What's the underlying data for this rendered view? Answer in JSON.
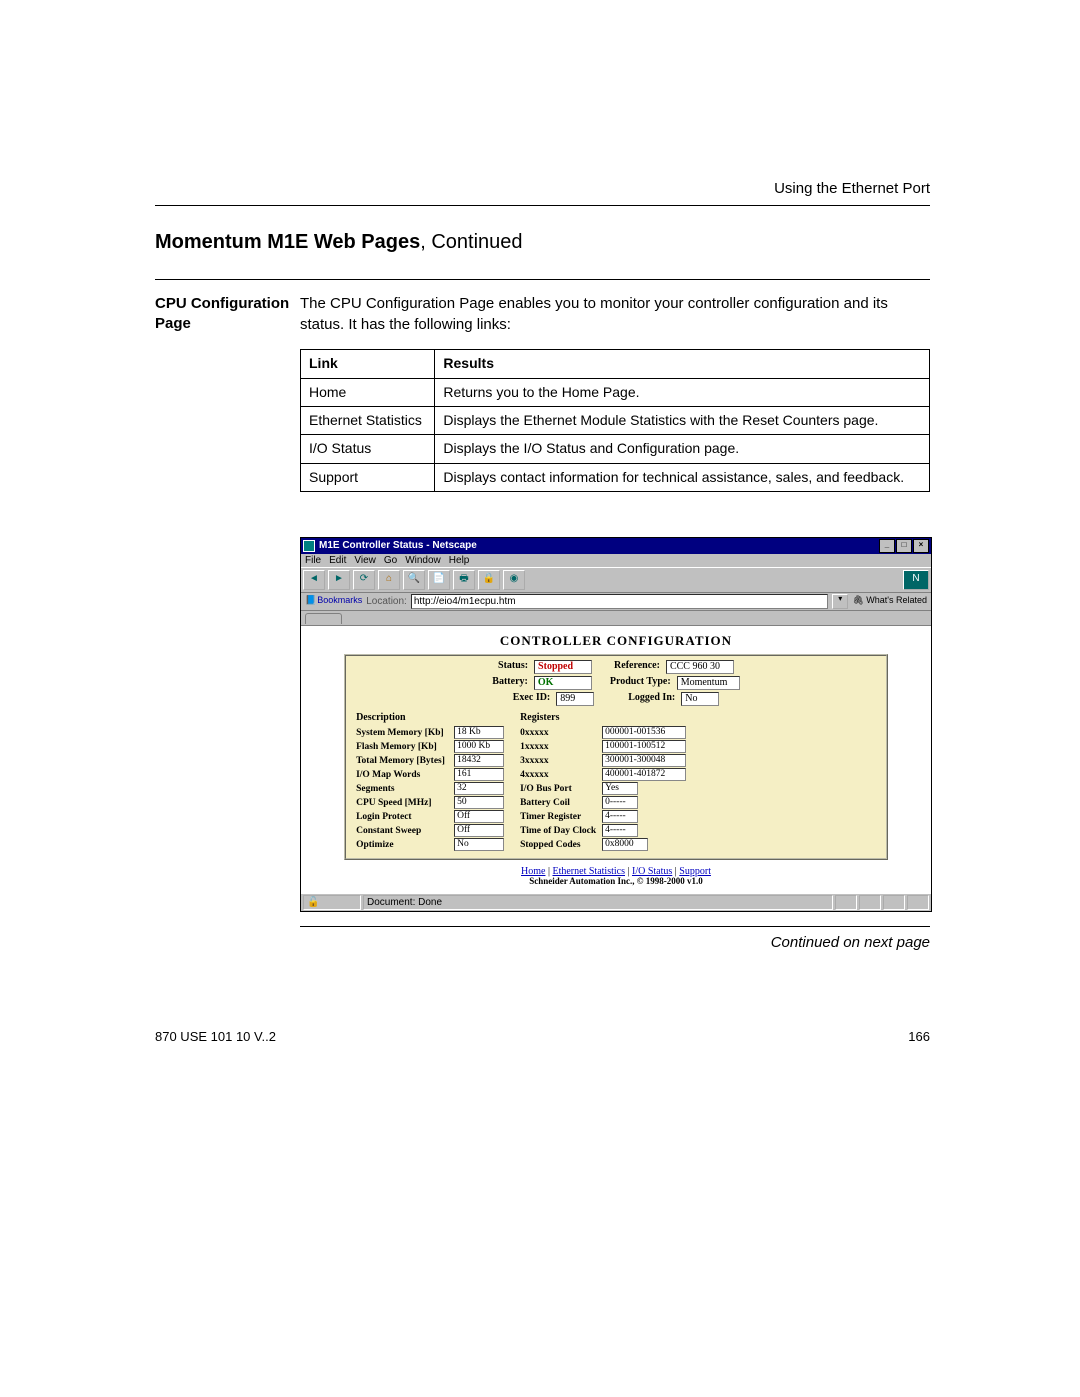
{
  "header": {
    "right": "Using the Ethernet Port"
  },
  "title": {
    "bold": "Momentum M1E Web Pages",
    "tail": ", Continued"
  },
  "side": {
    "heading": "CPU Configuration Page"
  },
  "intro": "The CPU Configuration Page enables you to monitor your controller configuration and its status. It has the following links:",
  "table": {
    "head": {
      "c1": "Link",
      "c2": "Results"
    },
    "rows": [
      {
        "c1": "Home",
        "c2": "Returns you to the Home Page."
      },
      {
        "c1": "Ethernet Statistics",
        "c2": "Displays the Ethernet Module Statistics with the Reset Counters page."
      },
      {
        "c1": "I/O Status",
        "c2": "Displays the I/O Status and Configuration page."
      },
      {
        "c1": "Support",
        "c2": "Displays contact information for technical assistance, sales, and feedback."
      }
    ]
  },
  "browser": {
    "title": "M1E Controller Status - Netscape",
    "menu": [
      "File",
      "Edit",
      "View",
      "Go",
      "Window",
      "Help"
    ],
    "bookmarks": "Bookmarks",
    "location_lbl": "Location:",
    "location_val": "http://eio4/m1ecpu.htm",
    "related": "What's Related",
    "status": "Document: Done"
  },
  "cc": {
    "title": "CONTROLLER CONFIGURATION",
    "row1": {
      "status_lbl": "Status:",
      "status_val": "Stopped",
      "ref_lbl": "Reference:",
      "ref_val": "CCC 960 30"
    },
    "row2": {
      "batt_lbl": "Battery:",
      "batt_val": "OK",
      "ptype_lbl": "Product Type:",
      "ptype_val": "Momentum"
    },
    "row3": {
      "exec_lbl": "Exec ID:",
      "exec_val": "899",
      "logged_lbl": "Logged In:",
      "logged_val": "No"
    },
    "desc_h": "Description",
    "reg_h": "Registers",
    "left": [
      {
        "l": "System Memory [Kb]",
        "v": "18 Kb"
      },
      {
        "l": "Flash Memory [Kb]",
        "v": "1000 Kb"
      },
      {
        "l": "Total Memory [Bytes]",
        "v": "18432"
      },
      {
        "l": "I/O Map Words",
        "v": "161"
      },
      {
        "l": "Segments",
        "v": "32"
      },
      {
        "l": "CPU Speed [MHz]",
        "v": "50"
      },
      {
        "l": "Login Protect",
        "v": "Off"
      },
      {
        "l": "Constant Sweep",
        "v": "Off"
      },
      {
        "l": "Optimize",
        "v": "No"
      }
    ],
    "right": [
      {
        "l": "0xxxxx",
        "v": "000001-001536"
      },
      {
        "l": "1xxxxx",
        "v": "100001-100512"
      },
      {
        "l": "3xxxxx",
        "v": "300001-300048"
      },
      {
        "l": "4xxxxx",
        "v": "400001-401872"
      },
      {
        "l": "I/O Bus Port",
        "v": "Yes"
      },
      {
        "l": "Battery Coil",
        "v": "0-----"
      },
      {
        "l": "Timer Register",
        "v": "4-----"
      },
      {
        "l": "Time of Day Clock",
        "v": "4-----"
      },
      {
        "l": "Stopped Codes",
        "v": "0x8000"
      }
    ],
    "links": {
      "home": "Home",
      "eth": "Ethernet Statistics",
      "io": "I/O Status",
      "sup": "Support"
    },
    "copyright": "Schneider Automation Inc., © 1998-2000 v1.0"
  },
  "contnext": "Continued on next page",
  "footer": {
    "left": "870 USE 101 10 V..2",
    "right": "166"
  }
}
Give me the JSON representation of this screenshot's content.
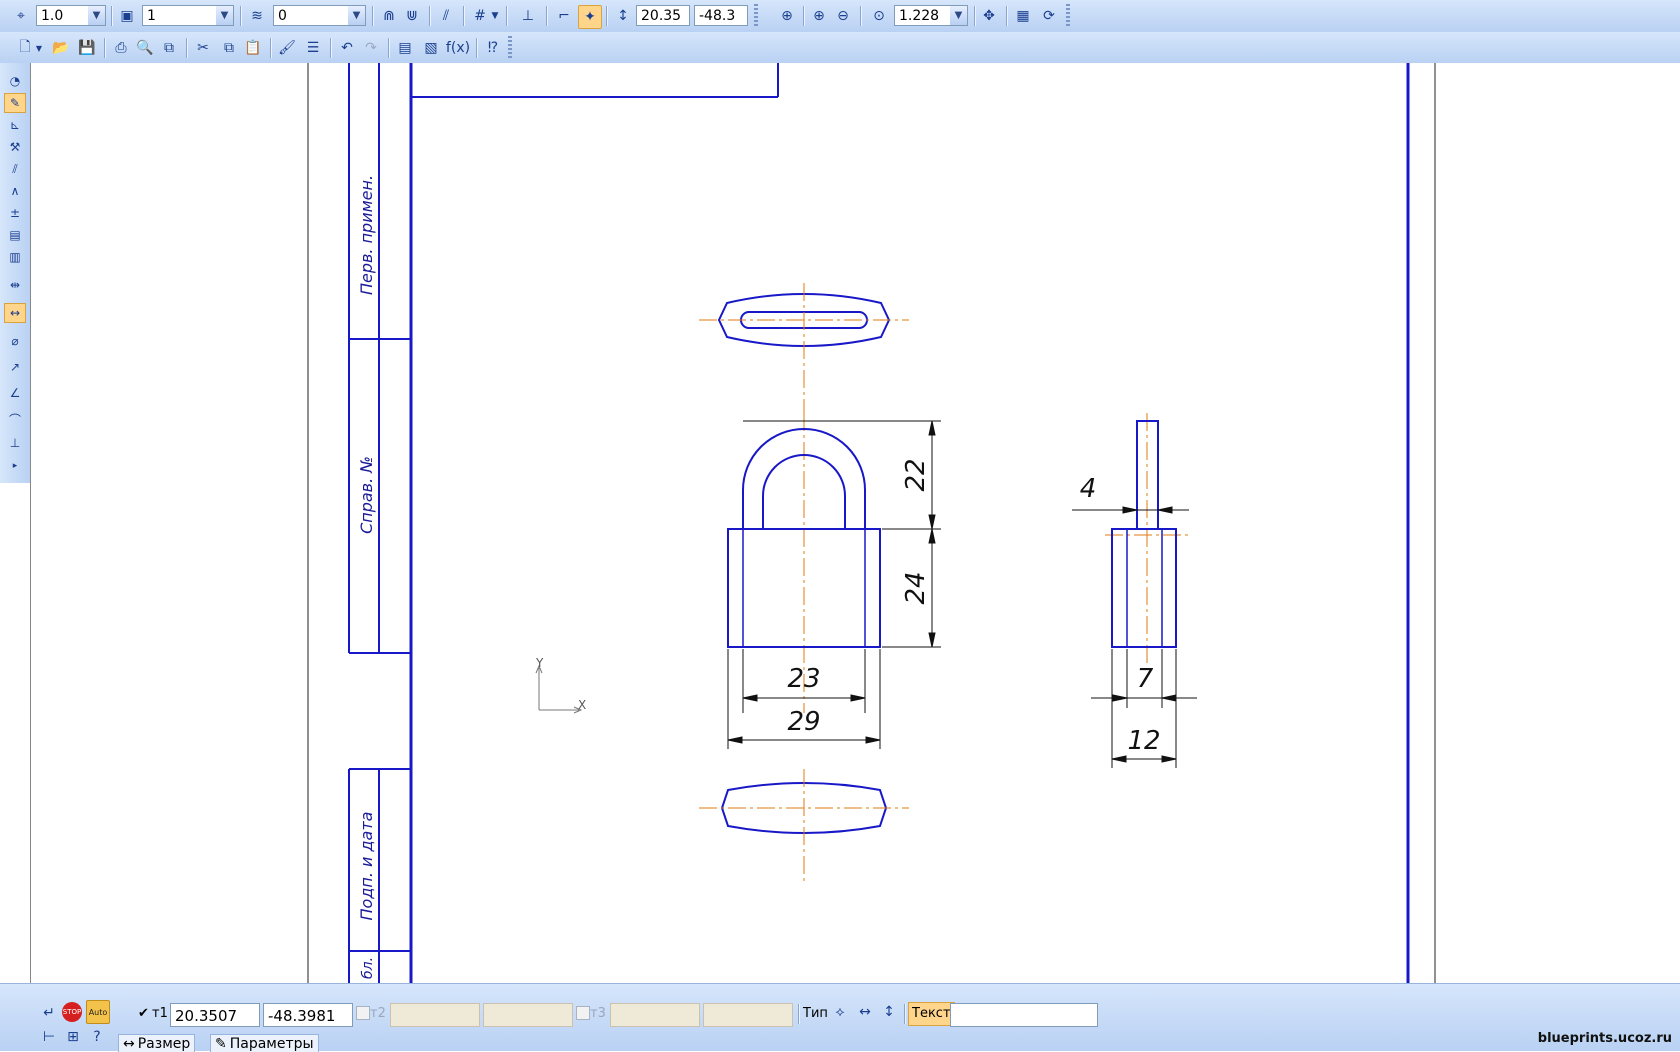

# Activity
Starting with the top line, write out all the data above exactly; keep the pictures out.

# Your solution
What's the underlying data for this rendered view? Answer in JSON.
{
  "header": {
    "right": "Using the Ethernet Port"
  },
  "title": {
    "bold": "Momentum M1E Web Pages",
    "tail": ", Continued"
  },
  "side": {
    "heading": "CPU Configuration Page"
  },
  "intro": "The CPU Configuration Page enables you to monitor your controller configuration and its status. It has the following links:",
  "table": {
    "head": {
      "c1": "Link",
      "c2": "Results"
    },
    "rows": [
      {
        "c1": "Home",
        "c2": "Returns you to the Home Page."
      },
      {
        "c1": "Ethernet Statistics",
        "c2": "Displays the Ethernet Module Statistics with the Reset Counters page."
      },
      {
        "c1": "I/O Status",
        "c2": "Displays the I/O Status and Configuration page."
      },
      {
        "c1": "Support",
        "c2": "Displays contact information for technical assistance, sales, and feedback."
      }
    ]
  },
  "browser": {
    "title": "M1E Controller Status - Netscape",
    "menu": [
      "File",
      "Edit",
      "View",
      "Go",
      "Window",
      "Help"
    ],
    "bookmarks": "Bookmarks",
    "location_lbl": "Location:",
    "location_val": "http://eio4/m1ecpu.htm",
    "related": "What's Related",
    "status": "Document: Done"
  },
  "cc": {
    "title": "CONTROLLER CONFIGURATION",
    "row1": {
      "status_lbl": "Status:",
      "status_val": "Stopped",
      "ref_lbl": "Reference:",
      "ref_val": "CCC 960 30"
    },
    "row2": {
      "batt_lbl": "Battery:",
      "batt_val": "OK",
      "ptype_lbl": "Product Type:",
      "ptype_val": "Momentum"
    },
    "row3": {
      "exec_lbl": "Exec ID:",
      "exec_val": "899",
      "logged_lbl": "Logged In:",
      "logged_val": "No"
    },
    "desc_h": "Description",
    "reg_h": "Registers",
    "left": [
      {
        "l": "System Memory [Kb]",
        "v": "18 Kb"
      },
      {
        "l": "Flash Memory [Kb]",
        "v": "1000 Kb"
      },
      {
        "l": "Total Memory [Bytes]",
        "v": "18432"
      },
      {
        "l": "I/O Map Words",
        "v": "161"
      },
      {
        "l": "Segments",
        "v": "32"
      },
      {
        "l": "CPU Speed [MHz]",
        "v": "50"
      },
      {
        "l": "Login Protect",
        "v": "Off"
      },
      {
        "l": "Constant Sweep",
        "v": "Off"
      },
      {
        "l": "Optimize",
        "v": "No"
      }
    ],
    "right": [
      {
        "l": "0xxxxx",
        "v": "000001-001536"
      },
      {
        "l": "1xxxxx",
        "v": "100001-100512"
      },
      {
        "l": "3xxxxx",
        "v": "300001-300048"
      },
      {
        "l": "4xxxxx",
        "v": "400001-401872"
      },
      {
        "l": "I/O Bus Port",
        "v": "Yes"
      },
      {
        "l": "Battery Coil",
        "v": "0-----"
      },
      {
        "l": "Timer Register",
        "v": "4-----"
      },
      {
        "l": "Time of Day Clock",
        "v": "4-----"
      },
      {
        "l": "Stopped Codes",
        "v": "0x8000"
      }
    ],
    "links": {
      "home": "Home",
      "eth": "Ethernet Statistics",
      "io": "I/O Status",
      "sup": "Support"
    },
    "copyright": "Schneider Automation Inc., © 1998-2000 v1.0"
  },
  "contnext": "Continued on next page",
  "footer": {
    "left": "870 USE 101 10 V..2",
    "right": "166"
  }
}
Give me the JSON representation of this screenshot's content.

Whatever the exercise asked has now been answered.